Please list all lines of the material below in which the string "image" occurs.
*** DATA RECORDS Section Begins ***
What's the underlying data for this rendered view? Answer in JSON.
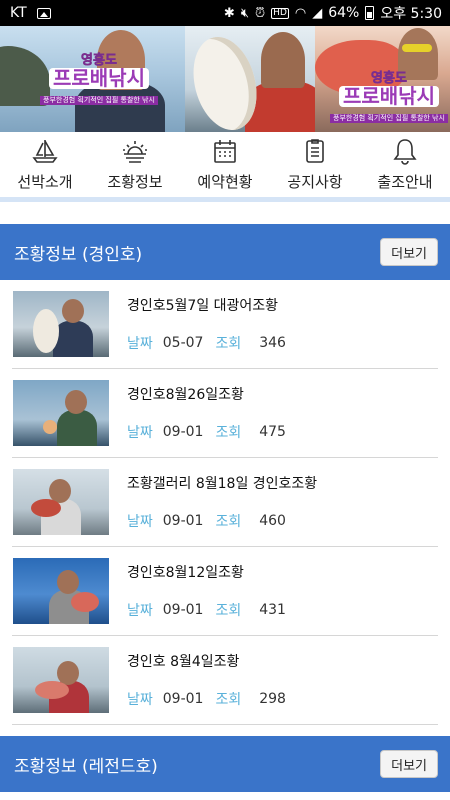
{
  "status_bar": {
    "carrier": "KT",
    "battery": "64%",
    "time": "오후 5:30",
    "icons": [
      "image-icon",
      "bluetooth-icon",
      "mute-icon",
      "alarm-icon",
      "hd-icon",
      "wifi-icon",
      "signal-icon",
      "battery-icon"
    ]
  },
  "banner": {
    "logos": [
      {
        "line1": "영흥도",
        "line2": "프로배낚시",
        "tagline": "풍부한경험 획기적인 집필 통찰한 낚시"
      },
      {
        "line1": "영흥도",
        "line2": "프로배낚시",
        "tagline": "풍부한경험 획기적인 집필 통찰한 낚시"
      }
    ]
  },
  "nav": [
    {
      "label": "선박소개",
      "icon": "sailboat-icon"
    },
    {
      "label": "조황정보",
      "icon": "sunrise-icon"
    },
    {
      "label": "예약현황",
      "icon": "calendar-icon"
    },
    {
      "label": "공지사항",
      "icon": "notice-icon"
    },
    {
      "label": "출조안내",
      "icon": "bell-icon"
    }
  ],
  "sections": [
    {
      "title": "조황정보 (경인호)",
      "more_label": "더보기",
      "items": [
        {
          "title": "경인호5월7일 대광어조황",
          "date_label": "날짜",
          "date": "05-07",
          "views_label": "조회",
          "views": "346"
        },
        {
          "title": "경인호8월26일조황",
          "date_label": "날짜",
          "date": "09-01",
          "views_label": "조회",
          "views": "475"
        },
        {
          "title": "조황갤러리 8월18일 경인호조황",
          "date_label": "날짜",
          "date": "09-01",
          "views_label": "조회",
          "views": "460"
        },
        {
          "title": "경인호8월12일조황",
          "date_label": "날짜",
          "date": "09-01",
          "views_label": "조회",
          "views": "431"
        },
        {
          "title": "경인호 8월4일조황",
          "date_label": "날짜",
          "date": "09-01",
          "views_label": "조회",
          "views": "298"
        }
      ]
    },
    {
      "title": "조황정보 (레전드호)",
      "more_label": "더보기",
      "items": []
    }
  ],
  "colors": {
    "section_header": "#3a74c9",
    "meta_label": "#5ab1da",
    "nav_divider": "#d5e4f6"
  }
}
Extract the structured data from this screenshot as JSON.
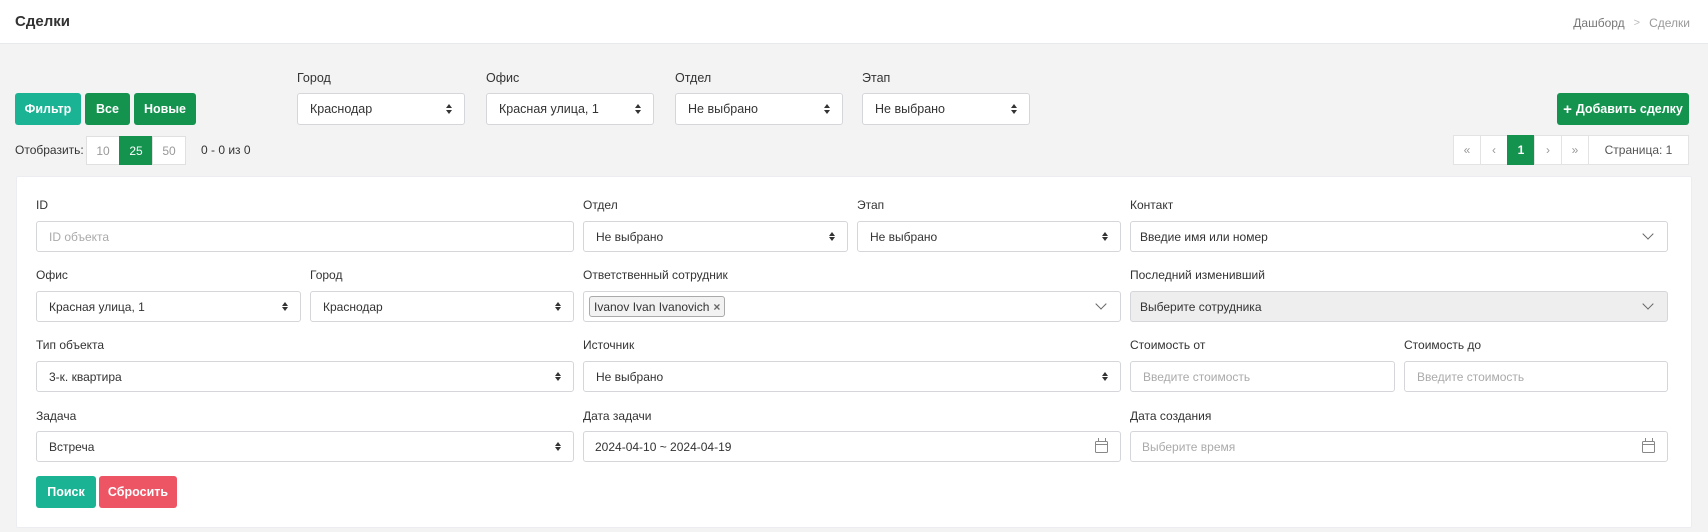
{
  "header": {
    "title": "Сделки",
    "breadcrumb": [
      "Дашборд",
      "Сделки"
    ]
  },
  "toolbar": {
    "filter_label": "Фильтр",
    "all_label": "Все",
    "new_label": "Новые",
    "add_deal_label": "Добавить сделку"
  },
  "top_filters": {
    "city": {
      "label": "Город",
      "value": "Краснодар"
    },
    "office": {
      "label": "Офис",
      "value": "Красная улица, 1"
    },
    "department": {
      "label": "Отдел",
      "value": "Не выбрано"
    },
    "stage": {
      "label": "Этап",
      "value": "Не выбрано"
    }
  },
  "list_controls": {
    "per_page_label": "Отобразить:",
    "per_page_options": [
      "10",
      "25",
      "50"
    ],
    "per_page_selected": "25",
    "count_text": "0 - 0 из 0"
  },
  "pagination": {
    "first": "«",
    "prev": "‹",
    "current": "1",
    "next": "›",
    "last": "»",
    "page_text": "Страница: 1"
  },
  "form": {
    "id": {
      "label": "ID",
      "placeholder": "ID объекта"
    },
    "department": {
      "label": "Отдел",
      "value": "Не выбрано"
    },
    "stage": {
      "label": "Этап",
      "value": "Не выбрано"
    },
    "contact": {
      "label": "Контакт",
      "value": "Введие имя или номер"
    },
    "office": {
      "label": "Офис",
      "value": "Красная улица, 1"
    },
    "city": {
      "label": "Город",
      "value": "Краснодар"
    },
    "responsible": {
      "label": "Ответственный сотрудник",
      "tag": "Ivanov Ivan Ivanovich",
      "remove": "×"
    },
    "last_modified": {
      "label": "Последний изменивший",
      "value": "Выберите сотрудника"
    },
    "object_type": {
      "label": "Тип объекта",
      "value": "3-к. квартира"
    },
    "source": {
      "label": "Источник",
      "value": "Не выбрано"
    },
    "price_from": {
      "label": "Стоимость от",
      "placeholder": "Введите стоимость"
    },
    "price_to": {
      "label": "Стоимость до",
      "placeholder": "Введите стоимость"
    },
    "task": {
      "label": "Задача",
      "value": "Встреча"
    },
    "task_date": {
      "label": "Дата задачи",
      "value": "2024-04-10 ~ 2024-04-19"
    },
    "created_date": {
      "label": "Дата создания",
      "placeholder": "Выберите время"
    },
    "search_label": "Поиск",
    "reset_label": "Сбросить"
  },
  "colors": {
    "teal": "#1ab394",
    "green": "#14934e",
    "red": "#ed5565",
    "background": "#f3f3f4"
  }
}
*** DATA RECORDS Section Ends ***
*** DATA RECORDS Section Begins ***
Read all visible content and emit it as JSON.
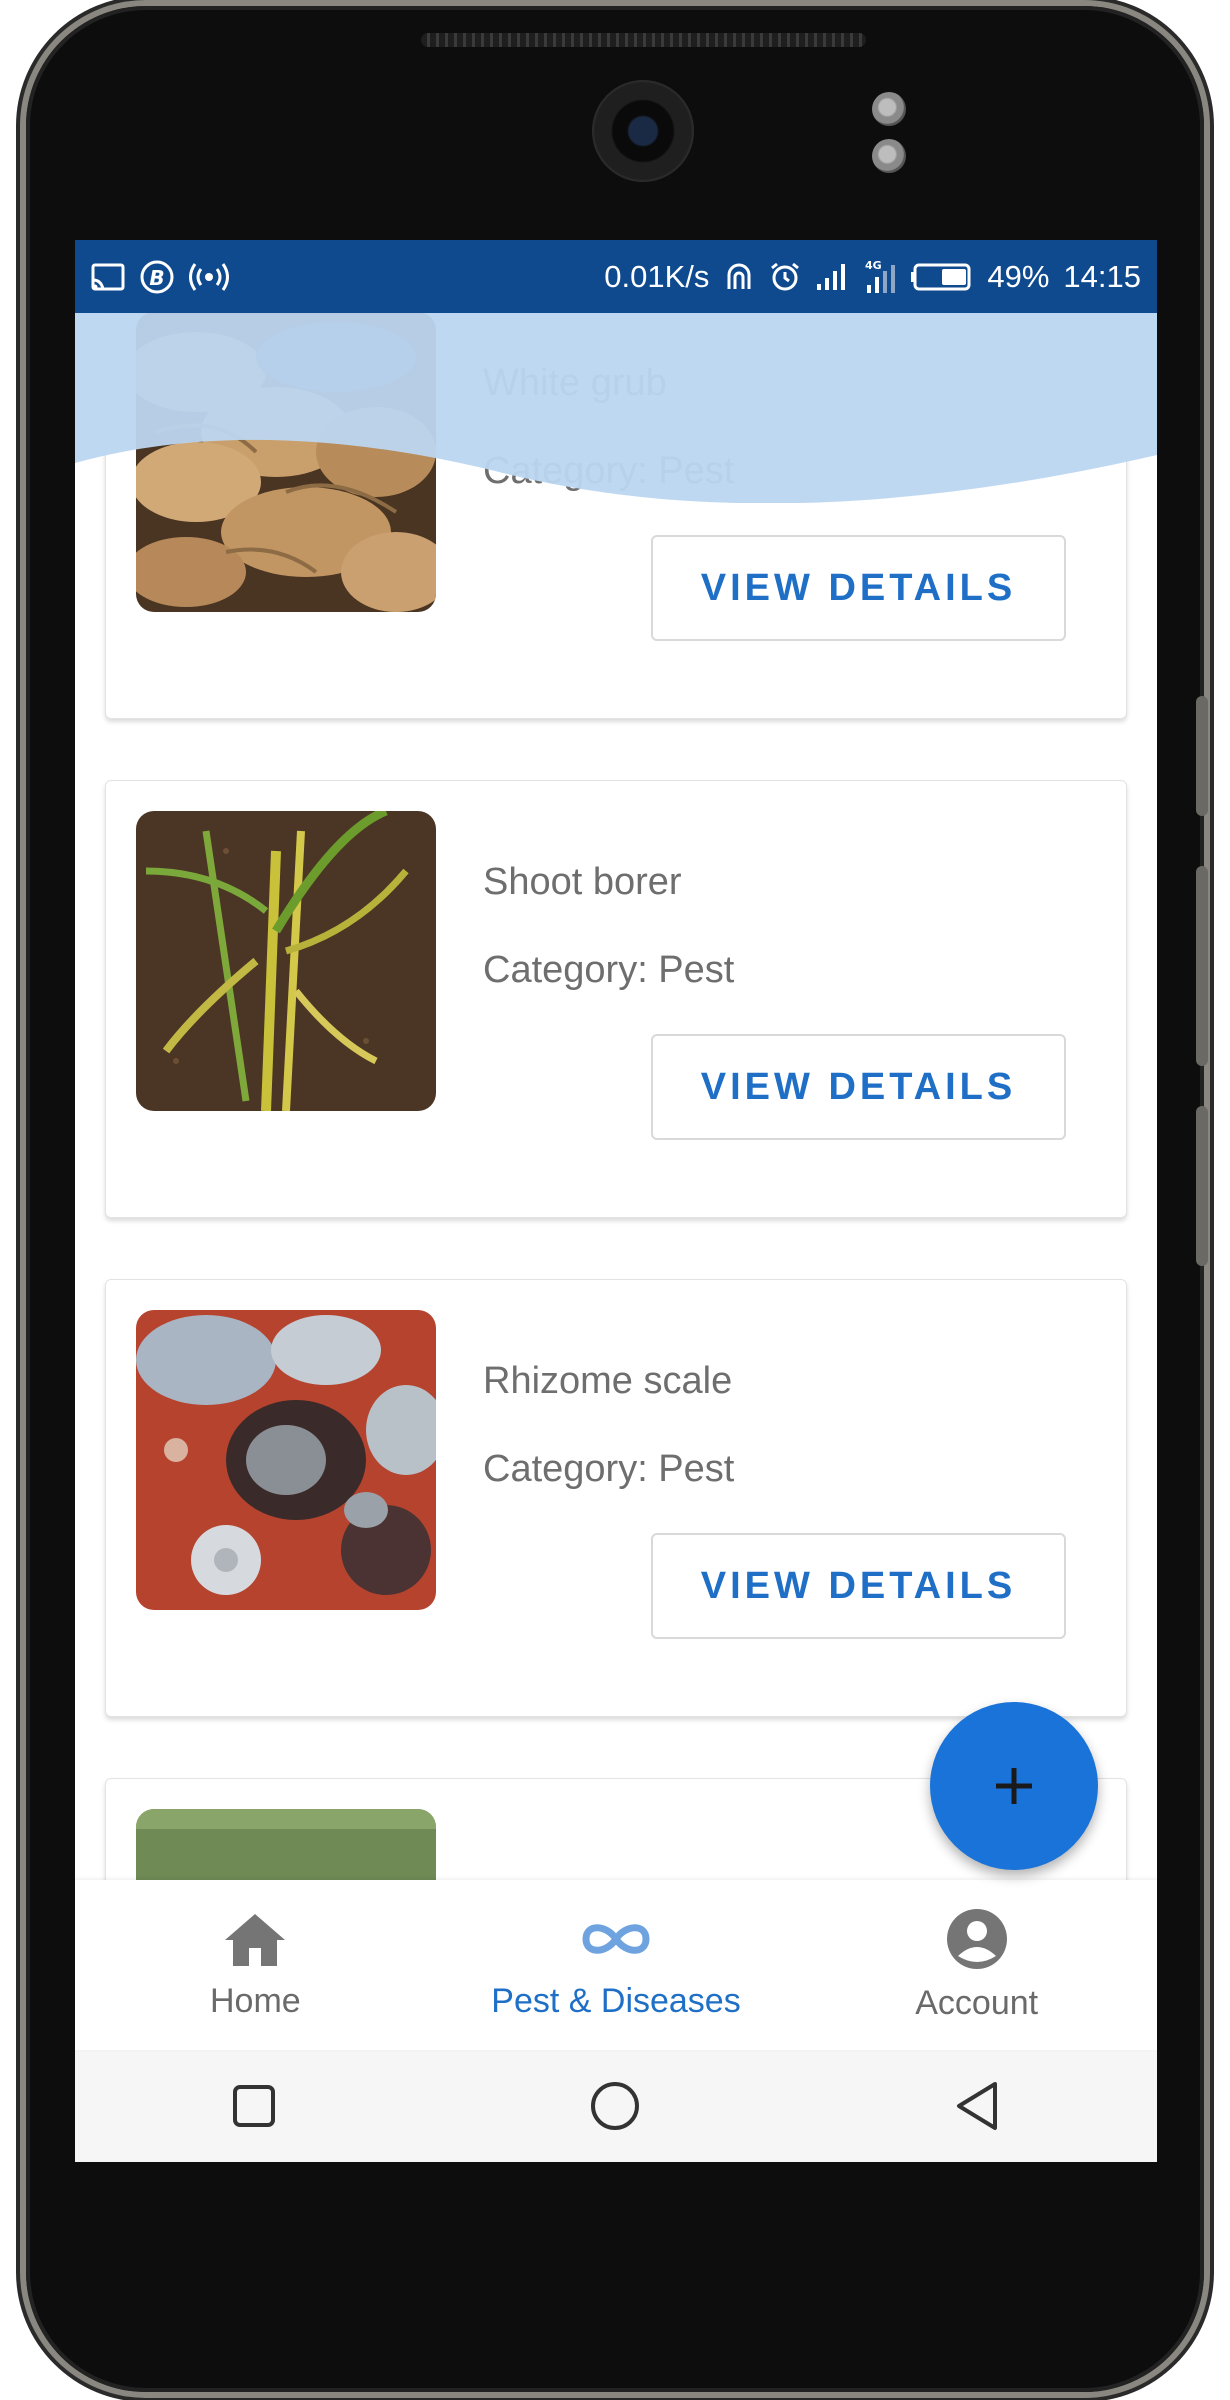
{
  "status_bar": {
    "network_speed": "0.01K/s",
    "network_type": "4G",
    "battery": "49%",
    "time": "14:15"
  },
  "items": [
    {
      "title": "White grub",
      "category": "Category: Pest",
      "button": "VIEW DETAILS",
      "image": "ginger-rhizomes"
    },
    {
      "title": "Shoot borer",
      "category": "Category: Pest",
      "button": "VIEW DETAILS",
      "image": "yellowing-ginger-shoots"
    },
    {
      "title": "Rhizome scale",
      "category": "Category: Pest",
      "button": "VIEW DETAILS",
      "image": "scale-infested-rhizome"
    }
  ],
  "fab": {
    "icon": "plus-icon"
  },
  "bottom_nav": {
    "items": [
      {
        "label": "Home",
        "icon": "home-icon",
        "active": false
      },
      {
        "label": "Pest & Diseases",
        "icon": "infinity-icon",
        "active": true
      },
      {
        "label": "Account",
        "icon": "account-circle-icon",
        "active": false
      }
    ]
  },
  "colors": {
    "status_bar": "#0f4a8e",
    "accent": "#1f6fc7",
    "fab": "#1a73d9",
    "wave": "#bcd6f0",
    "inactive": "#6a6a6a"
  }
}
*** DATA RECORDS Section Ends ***
**ANSWER TO THIS TASK:**
      "image-icon",
      "image": "ginger-rhizomes"
      "image": "yellowing-ginger-shoots"
      "image": "scale-infested-rhizome"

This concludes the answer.